19.09.2018  16:01

Human Rights Council
39th Session
Clustered Interactive Dialogue with the Special Rapporteur on the Rights of Indigenous Peoples and the Expert Mechanism on the Rights of Indigenous Peoples (EMRIP)
19 September 2018
Statement on behalf of the Nordic countries
Mr. President,

I have the honour to speak on behalf of the Nordic countries: Finland, Denmark together with Greenland, Iceland, Norway and Sweden. 

We welcome the report presented by the Special Rapporteur and the study carried out by the Expert Mechanism.

The study provides insight how EMRIP understands free, prior and informed consent. We look forward to reading the final version, in light of the input that has been given on the draft version.

The United Nations Declaration on the Rights of Indigenous Peoples (UNDRIP) provides important guidance and declares that states should consult in good faith in order to obtain a free, prior and informed consent. This provision of UNDRIP should not be regarded as according indigenous peoples a general “veto power” over decisions that may affect them, but rather as establishing consent as the objective of consultations with indigenous peoples.

Free, prior and informed consent is closely connected to consultations, which serve as an important tool to secure participation from indigenous peoples in decision-making processes and as a tool to increase knowledge of indigenous peoples' issues in Government ministries and agencies. Consultations require resources as well as time. They must for example take place at a time where it is still possible to influence the legislative or administrative measures.

Turning to the report by the Special Rapporteur. We note with concern the findings of her report highlighting the unique vulnerability of indigenous human rights defenders towards attacks and criminalization.
The work of indigenous human rights defenders is highly important as it attests to the developments on the ground – for better or for worse – and provides important information to this Council. Their work must be safeguarded and their efforts recognized for its importance in the advancement of the rights of indigenous peoples. 

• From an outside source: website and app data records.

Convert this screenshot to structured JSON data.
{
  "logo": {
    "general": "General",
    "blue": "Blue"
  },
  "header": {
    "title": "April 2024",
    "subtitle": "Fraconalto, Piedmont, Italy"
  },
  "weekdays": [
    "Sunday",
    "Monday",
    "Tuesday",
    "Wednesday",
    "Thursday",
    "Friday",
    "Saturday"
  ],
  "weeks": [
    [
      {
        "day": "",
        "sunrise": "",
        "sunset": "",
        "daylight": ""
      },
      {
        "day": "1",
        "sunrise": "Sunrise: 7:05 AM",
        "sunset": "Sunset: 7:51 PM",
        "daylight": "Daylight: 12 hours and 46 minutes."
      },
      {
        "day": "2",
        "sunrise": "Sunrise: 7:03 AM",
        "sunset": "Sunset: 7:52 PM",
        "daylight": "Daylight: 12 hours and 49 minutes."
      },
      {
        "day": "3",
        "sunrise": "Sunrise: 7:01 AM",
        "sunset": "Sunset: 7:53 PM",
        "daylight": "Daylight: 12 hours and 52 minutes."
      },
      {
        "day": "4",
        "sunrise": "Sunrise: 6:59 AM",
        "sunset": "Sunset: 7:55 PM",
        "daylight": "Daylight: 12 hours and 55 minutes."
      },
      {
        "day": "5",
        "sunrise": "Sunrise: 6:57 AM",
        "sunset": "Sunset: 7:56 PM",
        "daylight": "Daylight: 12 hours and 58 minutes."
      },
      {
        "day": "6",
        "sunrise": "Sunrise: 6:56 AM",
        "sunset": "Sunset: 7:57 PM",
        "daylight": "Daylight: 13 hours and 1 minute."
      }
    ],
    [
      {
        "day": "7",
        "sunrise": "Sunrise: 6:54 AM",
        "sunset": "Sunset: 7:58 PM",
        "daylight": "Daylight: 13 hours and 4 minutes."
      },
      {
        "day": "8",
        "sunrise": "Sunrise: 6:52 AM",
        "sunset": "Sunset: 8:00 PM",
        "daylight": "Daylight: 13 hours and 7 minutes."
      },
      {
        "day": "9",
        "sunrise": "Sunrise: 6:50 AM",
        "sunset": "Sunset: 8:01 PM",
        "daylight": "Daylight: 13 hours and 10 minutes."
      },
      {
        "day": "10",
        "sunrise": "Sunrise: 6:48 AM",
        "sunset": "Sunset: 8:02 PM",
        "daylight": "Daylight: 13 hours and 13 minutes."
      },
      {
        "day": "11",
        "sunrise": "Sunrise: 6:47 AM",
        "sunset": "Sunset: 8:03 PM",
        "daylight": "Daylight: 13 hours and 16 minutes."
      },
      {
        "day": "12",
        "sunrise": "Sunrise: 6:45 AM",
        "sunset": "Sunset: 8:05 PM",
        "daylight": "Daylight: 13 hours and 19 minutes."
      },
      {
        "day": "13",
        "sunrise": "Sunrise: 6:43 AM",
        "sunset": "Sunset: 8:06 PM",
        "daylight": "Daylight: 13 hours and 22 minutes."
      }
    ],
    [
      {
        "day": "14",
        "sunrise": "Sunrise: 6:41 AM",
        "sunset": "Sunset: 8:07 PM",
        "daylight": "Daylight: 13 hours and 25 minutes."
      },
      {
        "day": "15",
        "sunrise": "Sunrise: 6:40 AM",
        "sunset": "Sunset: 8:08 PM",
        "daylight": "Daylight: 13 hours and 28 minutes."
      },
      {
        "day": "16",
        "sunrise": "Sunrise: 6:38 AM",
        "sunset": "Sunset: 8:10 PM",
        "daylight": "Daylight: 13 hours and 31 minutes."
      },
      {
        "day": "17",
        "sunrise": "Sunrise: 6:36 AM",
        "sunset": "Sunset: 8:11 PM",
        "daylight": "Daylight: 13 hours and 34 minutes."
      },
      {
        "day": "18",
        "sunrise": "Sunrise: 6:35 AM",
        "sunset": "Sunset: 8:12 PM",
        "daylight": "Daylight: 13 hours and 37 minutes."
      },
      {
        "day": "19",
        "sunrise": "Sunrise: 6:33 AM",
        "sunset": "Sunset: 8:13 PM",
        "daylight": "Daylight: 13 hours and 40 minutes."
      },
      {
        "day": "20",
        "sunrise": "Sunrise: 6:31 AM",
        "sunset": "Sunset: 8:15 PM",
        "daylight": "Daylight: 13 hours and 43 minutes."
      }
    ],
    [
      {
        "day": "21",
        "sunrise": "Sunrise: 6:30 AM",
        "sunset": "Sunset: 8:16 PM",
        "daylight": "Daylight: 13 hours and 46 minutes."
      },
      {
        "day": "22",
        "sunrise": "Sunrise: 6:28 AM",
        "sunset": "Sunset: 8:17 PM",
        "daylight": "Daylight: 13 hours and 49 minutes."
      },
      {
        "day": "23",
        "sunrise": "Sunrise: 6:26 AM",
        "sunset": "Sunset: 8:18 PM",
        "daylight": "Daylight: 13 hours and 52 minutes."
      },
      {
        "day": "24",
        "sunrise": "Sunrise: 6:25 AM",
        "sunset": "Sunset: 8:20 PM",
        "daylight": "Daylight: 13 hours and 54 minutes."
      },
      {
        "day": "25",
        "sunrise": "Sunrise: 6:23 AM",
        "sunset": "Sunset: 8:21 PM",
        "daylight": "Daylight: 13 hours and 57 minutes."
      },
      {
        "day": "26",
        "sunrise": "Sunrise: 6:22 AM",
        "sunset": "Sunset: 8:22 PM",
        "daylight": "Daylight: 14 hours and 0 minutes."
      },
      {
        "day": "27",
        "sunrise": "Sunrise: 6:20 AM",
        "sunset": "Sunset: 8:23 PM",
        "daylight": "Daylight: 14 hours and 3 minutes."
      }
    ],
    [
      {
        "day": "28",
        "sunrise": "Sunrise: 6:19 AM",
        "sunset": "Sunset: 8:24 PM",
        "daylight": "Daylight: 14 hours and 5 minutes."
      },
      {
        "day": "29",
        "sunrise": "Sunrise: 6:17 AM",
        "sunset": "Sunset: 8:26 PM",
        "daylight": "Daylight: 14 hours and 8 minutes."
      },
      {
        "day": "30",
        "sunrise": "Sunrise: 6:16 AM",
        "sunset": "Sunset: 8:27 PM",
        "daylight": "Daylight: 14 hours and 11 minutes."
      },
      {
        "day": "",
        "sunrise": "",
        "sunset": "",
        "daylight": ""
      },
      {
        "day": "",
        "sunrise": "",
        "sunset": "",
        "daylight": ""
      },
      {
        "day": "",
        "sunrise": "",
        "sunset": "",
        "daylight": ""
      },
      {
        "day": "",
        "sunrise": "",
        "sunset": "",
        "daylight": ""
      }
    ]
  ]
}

In closing, we would like the Special Rapporteur’s reflections on what good practices can be identified in implementation of human rights impact assessments for large scale development projects?

Thank you.